Now, number two. We were in France, and we all know that the French excel at the nose pick. Thankfully we didn't encounter as many of the nasty, tight switchbacks the area is known for as I thought we would, but they did pop up on day two. I am no master when it comes to plunking the front wheel into the apex and lifting the back wheel into a graceful, rotating arc (at least not when it calls for more than 40 degrees), however many of the switchbacks we encountered should have been manageable with my 'pick a wide line, cut it tight, and let it ride' technique. In reality, I bungled four or five of them so badly I gave up positions to other riders like I was a newbie. Without further evidence to prove me otherwise (and while also acknowledging my lame switchback technique), I blame K.I.S. for throwing off my timing. It's likely I would have adjusted, but it was the one scenario where the different steering feel seemed to mess with me.

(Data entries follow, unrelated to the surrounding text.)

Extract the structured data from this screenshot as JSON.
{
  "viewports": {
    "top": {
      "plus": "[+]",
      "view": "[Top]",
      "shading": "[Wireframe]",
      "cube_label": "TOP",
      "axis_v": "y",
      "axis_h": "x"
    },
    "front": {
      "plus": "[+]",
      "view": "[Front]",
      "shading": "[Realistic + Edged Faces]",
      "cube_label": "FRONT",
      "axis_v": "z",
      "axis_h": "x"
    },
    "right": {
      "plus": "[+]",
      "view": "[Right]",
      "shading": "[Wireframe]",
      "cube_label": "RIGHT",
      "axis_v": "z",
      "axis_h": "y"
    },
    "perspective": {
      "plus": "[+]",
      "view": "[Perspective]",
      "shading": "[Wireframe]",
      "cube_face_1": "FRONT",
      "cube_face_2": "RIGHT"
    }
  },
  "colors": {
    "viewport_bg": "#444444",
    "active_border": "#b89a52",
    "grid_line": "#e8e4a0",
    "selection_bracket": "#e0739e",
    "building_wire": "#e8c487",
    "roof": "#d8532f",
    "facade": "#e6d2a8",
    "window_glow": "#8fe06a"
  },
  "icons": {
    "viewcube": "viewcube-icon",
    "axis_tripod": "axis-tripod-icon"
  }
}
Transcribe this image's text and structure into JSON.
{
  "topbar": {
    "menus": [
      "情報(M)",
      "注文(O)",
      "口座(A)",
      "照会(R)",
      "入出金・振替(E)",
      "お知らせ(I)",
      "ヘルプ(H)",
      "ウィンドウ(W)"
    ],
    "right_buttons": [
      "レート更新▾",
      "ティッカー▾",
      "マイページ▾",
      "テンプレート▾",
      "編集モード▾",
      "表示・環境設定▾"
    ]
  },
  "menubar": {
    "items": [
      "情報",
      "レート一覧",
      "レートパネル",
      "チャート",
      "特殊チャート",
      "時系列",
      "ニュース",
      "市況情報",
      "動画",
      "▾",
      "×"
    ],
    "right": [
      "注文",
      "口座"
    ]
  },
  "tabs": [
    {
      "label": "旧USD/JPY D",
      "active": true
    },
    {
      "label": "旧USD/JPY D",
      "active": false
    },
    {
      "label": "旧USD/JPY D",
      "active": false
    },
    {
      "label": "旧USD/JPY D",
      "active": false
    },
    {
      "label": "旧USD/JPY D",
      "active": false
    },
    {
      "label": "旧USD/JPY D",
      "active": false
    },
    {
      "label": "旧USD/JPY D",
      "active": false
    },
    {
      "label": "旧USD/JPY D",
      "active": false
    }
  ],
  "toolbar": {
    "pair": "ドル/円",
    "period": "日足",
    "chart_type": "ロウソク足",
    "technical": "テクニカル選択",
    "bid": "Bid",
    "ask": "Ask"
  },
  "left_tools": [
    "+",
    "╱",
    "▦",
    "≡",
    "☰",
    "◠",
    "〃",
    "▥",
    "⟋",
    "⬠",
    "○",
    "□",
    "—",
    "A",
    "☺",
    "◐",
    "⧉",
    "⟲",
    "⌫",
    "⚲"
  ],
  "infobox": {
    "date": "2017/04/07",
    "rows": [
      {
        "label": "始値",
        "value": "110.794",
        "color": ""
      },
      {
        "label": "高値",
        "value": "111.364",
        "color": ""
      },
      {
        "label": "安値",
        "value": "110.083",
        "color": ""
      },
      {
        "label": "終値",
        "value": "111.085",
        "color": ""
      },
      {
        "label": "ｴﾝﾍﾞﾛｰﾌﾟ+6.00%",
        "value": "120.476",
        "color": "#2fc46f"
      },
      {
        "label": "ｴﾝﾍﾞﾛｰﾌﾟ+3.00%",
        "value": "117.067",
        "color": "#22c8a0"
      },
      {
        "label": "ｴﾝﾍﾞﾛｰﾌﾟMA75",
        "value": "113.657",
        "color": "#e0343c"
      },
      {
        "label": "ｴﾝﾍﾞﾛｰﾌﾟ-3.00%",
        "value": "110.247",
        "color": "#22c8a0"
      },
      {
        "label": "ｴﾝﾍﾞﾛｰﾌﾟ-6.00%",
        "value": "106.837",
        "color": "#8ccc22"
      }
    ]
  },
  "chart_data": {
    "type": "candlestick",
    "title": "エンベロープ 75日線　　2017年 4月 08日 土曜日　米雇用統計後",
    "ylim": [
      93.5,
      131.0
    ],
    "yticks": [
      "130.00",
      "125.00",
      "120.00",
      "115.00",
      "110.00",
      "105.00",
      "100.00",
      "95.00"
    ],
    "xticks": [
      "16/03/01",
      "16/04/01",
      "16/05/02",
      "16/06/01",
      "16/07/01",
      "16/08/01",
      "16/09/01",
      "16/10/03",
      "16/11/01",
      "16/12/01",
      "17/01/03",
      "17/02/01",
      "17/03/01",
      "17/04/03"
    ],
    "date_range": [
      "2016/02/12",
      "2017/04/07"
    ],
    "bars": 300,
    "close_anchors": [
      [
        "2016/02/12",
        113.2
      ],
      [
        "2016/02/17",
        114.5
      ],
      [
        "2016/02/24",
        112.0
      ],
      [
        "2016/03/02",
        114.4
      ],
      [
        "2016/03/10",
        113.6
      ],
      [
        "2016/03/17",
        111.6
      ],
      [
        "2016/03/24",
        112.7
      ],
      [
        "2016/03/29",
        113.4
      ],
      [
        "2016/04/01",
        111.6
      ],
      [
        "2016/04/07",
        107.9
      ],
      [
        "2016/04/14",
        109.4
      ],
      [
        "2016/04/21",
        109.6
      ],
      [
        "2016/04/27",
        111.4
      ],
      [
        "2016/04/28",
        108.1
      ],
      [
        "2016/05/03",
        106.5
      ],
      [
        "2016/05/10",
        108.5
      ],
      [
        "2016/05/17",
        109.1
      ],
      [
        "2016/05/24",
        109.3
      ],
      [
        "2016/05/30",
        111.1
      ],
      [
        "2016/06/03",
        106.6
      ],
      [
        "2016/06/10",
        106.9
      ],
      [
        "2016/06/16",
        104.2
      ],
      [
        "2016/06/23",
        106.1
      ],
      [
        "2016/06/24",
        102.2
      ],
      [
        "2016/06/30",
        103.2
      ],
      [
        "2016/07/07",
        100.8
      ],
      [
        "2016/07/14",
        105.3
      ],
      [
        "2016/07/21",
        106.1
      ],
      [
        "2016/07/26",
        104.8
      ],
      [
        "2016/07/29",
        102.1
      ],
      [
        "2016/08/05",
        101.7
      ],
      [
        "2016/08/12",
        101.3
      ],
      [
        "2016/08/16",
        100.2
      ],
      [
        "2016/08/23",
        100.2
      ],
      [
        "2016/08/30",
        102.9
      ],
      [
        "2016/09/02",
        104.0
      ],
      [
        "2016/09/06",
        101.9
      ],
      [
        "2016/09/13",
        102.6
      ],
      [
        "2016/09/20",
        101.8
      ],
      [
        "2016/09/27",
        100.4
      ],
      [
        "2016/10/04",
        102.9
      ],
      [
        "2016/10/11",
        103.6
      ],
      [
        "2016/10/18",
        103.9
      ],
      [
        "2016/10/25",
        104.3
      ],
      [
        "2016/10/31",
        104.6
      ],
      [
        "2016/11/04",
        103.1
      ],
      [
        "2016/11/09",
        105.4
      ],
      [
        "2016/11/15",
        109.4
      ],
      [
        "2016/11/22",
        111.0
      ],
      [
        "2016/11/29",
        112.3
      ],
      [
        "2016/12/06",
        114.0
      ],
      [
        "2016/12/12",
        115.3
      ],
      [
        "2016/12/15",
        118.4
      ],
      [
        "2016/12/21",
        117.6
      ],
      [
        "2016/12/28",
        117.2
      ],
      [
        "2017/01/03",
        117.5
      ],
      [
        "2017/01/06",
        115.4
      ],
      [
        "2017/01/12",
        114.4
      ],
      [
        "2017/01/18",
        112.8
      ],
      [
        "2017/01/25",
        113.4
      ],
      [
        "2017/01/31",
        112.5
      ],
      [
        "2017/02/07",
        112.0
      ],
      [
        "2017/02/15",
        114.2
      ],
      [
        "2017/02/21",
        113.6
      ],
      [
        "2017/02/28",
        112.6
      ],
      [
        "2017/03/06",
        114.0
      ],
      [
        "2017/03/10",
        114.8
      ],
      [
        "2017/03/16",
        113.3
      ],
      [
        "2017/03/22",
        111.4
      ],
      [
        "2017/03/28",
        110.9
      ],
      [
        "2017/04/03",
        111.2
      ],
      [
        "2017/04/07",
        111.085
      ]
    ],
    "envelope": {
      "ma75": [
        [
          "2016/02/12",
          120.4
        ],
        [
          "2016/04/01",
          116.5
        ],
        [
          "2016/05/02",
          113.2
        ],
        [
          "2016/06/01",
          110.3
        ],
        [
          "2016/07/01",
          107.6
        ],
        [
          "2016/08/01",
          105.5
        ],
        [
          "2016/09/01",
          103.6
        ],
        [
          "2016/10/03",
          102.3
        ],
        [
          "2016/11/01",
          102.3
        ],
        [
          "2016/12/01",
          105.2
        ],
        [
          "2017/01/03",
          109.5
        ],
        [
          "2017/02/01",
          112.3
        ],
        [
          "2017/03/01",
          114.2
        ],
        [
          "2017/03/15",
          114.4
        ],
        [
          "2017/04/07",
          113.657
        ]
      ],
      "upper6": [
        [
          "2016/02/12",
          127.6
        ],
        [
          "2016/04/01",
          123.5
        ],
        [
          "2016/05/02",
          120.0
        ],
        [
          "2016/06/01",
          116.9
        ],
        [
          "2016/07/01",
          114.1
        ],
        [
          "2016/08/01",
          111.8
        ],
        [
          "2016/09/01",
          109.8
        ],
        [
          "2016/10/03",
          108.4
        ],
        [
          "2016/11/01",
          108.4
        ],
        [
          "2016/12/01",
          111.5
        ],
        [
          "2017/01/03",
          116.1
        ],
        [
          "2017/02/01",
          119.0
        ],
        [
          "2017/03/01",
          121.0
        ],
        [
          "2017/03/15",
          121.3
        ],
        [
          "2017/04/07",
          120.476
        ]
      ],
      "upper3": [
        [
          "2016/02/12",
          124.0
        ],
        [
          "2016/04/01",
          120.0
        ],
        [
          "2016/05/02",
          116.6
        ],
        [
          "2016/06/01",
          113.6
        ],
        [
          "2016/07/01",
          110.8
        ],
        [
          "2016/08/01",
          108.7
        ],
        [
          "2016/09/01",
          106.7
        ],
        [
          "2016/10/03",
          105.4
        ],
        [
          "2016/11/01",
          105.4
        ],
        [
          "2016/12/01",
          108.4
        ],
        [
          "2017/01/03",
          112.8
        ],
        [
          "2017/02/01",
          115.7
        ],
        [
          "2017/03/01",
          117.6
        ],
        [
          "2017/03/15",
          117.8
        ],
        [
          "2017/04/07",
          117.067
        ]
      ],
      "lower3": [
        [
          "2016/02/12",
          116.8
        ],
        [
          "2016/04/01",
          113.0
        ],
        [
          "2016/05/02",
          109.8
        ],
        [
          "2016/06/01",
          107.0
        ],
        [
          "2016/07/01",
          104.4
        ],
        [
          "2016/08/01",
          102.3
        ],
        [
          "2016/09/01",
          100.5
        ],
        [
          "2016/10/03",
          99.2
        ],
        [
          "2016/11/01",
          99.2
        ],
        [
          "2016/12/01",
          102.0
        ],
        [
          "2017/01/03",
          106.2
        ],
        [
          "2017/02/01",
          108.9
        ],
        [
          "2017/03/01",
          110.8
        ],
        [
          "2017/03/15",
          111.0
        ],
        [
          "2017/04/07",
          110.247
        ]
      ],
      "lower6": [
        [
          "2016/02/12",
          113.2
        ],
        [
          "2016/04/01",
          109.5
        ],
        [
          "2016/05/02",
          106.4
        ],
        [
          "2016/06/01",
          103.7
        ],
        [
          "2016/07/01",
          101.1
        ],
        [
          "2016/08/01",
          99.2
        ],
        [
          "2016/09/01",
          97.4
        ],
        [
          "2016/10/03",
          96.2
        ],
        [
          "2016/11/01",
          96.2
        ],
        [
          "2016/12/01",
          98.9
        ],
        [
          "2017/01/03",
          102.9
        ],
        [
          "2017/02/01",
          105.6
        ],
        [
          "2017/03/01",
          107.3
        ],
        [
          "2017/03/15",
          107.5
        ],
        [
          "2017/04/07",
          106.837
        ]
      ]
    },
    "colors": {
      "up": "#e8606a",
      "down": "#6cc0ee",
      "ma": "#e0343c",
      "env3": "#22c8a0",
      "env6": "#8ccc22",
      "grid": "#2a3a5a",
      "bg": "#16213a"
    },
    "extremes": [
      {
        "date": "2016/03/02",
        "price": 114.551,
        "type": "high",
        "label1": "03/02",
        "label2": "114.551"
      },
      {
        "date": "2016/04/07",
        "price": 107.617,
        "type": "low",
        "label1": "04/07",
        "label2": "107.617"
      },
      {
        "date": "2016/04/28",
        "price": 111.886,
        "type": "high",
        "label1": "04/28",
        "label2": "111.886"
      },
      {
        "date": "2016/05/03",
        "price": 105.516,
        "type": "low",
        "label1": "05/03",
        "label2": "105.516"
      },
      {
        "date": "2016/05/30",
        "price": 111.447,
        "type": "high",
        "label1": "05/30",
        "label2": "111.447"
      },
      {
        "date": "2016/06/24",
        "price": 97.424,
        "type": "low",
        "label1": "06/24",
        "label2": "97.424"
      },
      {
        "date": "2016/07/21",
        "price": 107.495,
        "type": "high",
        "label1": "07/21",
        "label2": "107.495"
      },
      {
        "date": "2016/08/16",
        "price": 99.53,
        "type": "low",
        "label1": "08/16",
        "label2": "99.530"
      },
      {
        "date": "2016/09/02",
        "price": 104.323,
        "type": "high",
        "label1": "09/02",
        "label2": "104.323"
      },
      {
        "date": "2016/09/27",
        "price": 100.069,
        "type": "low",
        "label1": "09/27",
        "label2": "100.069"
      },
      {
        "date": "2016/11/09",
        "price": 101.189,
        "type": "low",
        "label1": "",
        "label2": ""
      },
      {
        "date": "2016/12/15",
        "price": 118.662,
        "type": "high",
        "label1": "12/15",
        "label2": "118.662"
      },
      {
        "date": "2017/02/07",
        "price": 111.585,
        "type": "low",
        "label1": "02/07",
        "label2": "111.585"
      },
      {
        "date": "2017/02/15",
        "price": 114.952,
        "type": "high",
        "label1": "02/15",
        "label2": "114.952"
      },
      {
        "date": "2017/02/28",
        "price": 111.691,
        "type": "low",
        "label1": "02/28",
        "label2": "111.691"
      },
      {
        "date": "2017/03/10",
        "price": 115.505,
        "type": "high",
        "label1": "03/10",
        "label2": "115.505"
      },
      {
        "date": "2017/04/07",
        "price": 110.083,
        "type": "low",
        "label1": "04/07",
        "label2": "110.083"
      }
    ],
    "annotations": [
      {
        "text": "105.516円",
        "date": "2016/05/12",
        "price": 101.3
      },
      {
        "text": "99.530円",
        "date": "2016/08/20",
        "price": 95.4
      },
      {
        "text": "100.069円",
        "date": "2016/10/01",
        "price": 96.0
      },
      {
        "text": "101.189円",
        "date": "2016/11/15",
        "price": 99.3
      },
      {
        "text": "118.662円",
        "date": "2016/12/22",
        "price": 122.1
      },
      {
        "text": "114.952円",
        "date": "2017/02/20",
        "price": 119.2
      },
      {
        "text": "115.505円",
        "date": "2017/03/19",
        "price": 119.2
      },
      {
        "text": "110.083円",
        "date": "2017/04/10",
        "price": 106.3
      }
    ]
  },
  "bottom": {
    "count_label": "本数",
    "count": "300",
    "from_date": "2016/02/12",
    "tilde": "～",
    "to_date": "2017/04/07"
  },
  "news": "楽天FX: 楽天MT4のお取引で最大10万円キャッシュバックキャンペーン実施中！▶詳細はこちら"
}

It's easy to look at something new and different and proclaim that it's more about the marketing than meaningful advancement. Mountain bikes are complex editions of the simple bicycle, and we're right to reserve judgment until something new earns its stripes. K.I.S. is not revolutionary, however in the short time I spent riding it, the pros far outweighed the cons and the telling moment for me was that when I had the chance to disable it, I decided instead that I preferred to keep it activated. If it was complicated, heavy, expensive, or required maintenance, it would be a lot easier to dismiss it as unnecessary, or perhaps superfluous. However it is none of those things, and because it adds something to the riding experience, whether that's confidence or performance or both, I think there is a future for K.I.S. It is honestly difficult to look into the future to predict how successful it will be, and I think Canyon shares that view, however I can say now that if given the choice between a bike that had it or one that didn't, I would elect to Keep It Stable.